It delivers stronger performance with improved economy and emissions from its two new engines, has more space and is even easier to use.
The 89bhp 1.2-litre petrol engine averages 55.4mpg and emits just 120g/km of CO2, while the 99bhp 1.4 is barely worse at 53.3mpg and 124g/km.
However, with the optional new semi-auto gearbox those figures improve to 54.3mpg and 120g/km. There will be no full automatic option.
The new Jazz is a fraction longer and wider than the current car, but that's enough to allow a reconfigured interior that provides considerably more space.
It also makes the ingenious double-folding rear seats easier to get up and down. You can fold the backrests down on top of the cushions or, helped by the new retractable headrests, fold the cushions up against the backrests with one hand.
There's also a rear parcel shelf that can be stashed in one of four ways to enlarge or divide the boot, again using one-hand. Genius.
Honda is especially proud of the Jazz's telescopic steering wheel, standard stability control, doors that open in three stages for easier access and improved trim quality.

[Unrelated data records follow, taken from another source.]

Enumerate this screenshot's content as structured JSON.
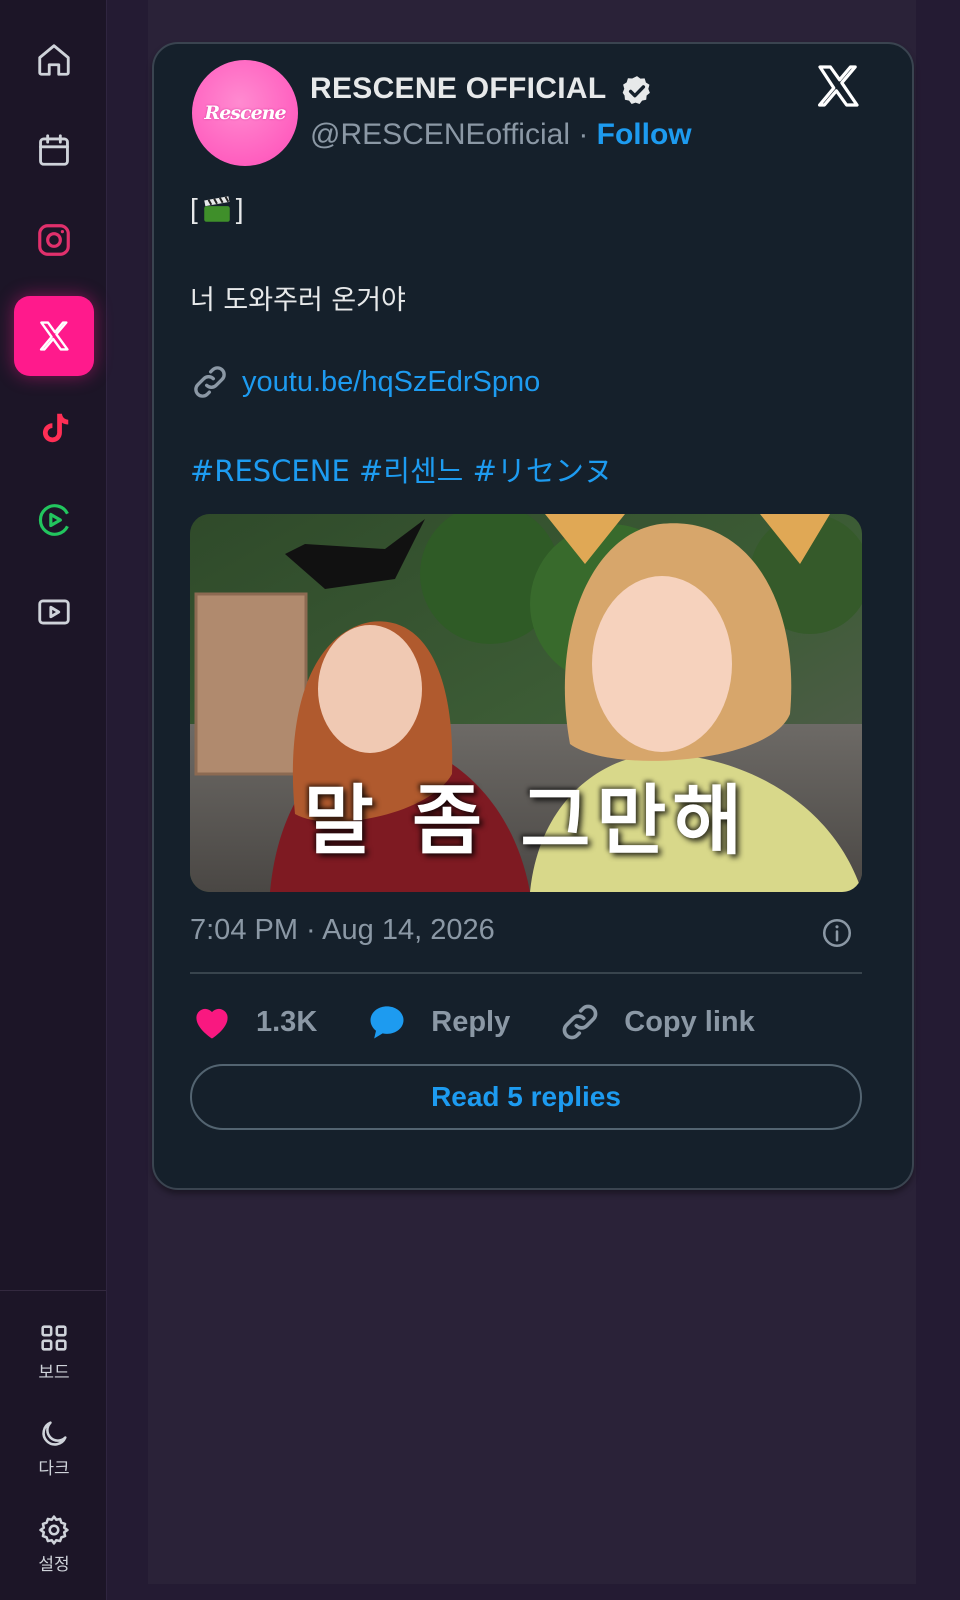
{
  "sidebar": {
    "nav": [
      {
        "name": "home-icon",
        "color": "#cfd3da"
      },
      {
        "name": "calendar-icon",
        "color": "#cfd3da"
      },
      {
        "name": "instagram-icon",
        "color": "#e1306c"
      },
      {
        "name": "x-icon",
        "color": "#ffffff",
        "active": true
      },
      {
        "name": "tiktok-icon",
        "color": "#ff2e55"
      },
      {
        "name": "play-circle-icon",
        "color": "#22c55e"
      },
      {
        "name": "video-icon",
        "color": "#cfd3da"
      }
    ],
    "bottom": {
      "board_label": "보드",
      "dark_label": "다크",
      "settings_label": "설정"
    }
  },
  "tweet": {
    "avatar_text": "Rescene",
    "display_name": "RESCENE OFFICIAL",
    "handle": "@RESCENEofficial",
    "separator": " · ",
    "follow_label": "Follow",
    "bracket_open": "[",
    "bracket_close": "]",
    "text_line": "너 도와주러 온거야",
    "link": "youtu.be/hqSzEdrSpno",
    "hashtags": [
      "#RESCENE",
      "#리센느",
      "#リセンヌ"
    ],
    "media_caption": "말 좀 그만해",
    "timestamp": "7:04 PM · Aug 14, 2026",
    "like_count": "1.3K",
    "reply_label": "Reply",
    "copy_label": "Copy link",
    "read_replies_label": "Read 5 replies"
  },
  "colors": {
    "accent_pink": "#ff1a8c",
    "link_blue": "#1d9bf0",
    "card_bg": "#15202b",
    "like_red": "#f91880"
  }
}
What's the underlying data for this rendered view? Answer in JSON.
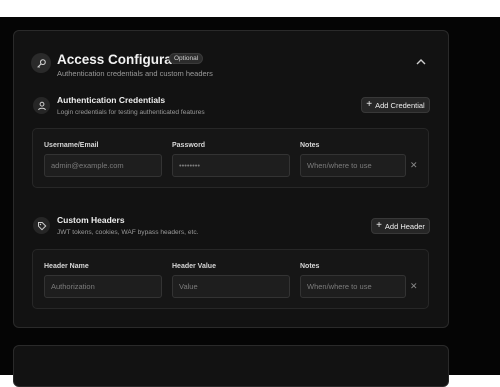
{
  "header": {
    "title": "Access Configuration",
    "badge": "Optional",
    "subtitle": "Authentication credentials and custom headers"
  },
  "auth": {
    "title": "Authentication Credentials",
    "subtitle": "Login credentials for testing authenticated features",
    "add_button": "Add Credential",
    "columns": [
      "Username/Email",
      "Password",
      "Notes"
    ],
    "row": {
      "username_placeholder": "admin@example.com",
      "password_placeholder": "••••••••",
      "notes_placeholder": "When/where to use",
      "remove": "✕"
    }
  },
  "headers": {
    "title": "Custom Headers",
    "subtitle": "JWT tokens, cookies, WAF bypass headers, etc.",
    "add_button": "Add Header",
    "columns": [
      "Header Name",
      "Header Value",
      "Notes"
    ],
    "row": {
      "name_placeholder": "Authorization",
      "value_placeholder": "Value",
      "notes_placeholder": "When/where to use",
      "remove": "✕"
    }
  },
  "icons": {
    "header": "key-icon",
    "auth": "user-icon",
    "headers": "tag-icon",
    "collapse": "chevron-up-icon",
    "add": "plus-icon",
    "remove": "close-icon"
  }
}
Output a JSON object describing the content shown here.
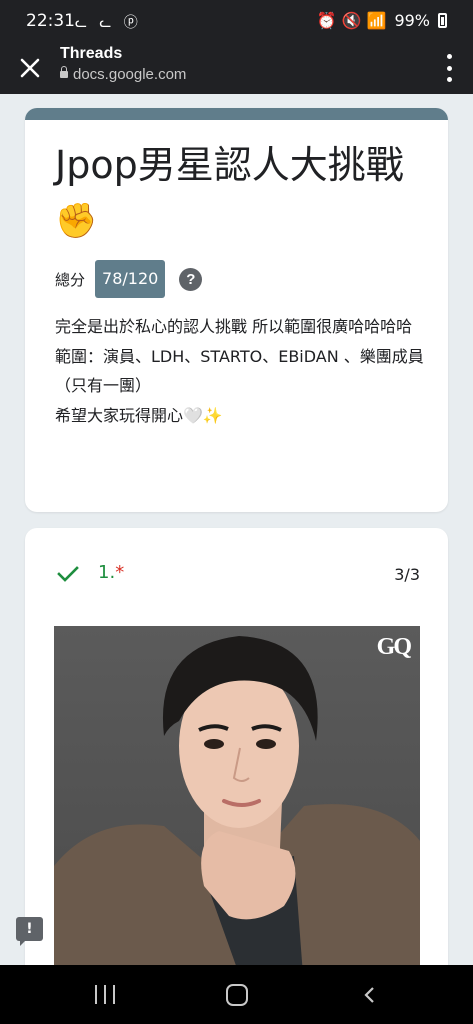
{
  "status_bar": {
    "time": "22:31",
    "left_notifications": "ᓚ ᓚ ⓟ",
    "right_icons": "⏰ 🔇 📶",
    "battery": "99%"
  },
  "app_bar": {
    "title": "Threads",
    "url": "docs.google.com"
  },
  "form": {
    "title": "Jpop男星認人大挑戰",
    "title_emoji": "✊",
    "score_label": "總分",
    "score_value": "78/120",
    "help_icon_glyph": "?",
    "description_lines": [
      "完全是出於私心的認人挑戰 所以範圍很廣哈哈哈哈",
      "範圍：演員、LDH、STARTO、EBiDAN 、樂團成員（只有一團）",
      "希望大家玩得開心🤍✨"
    ],
    "accent_color": "#607d8b"
  },
  "question": {
    "number": "1.",
    "required_mark": "*",
    "score": "3/3",
    "status_color": "#1e8e3e",
    "photo_caption": "GQ"
  },
  "feedback_button_glyph": "!"
}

The Jazz goes on sale in October and is likely to be priced at a similar level to the current car.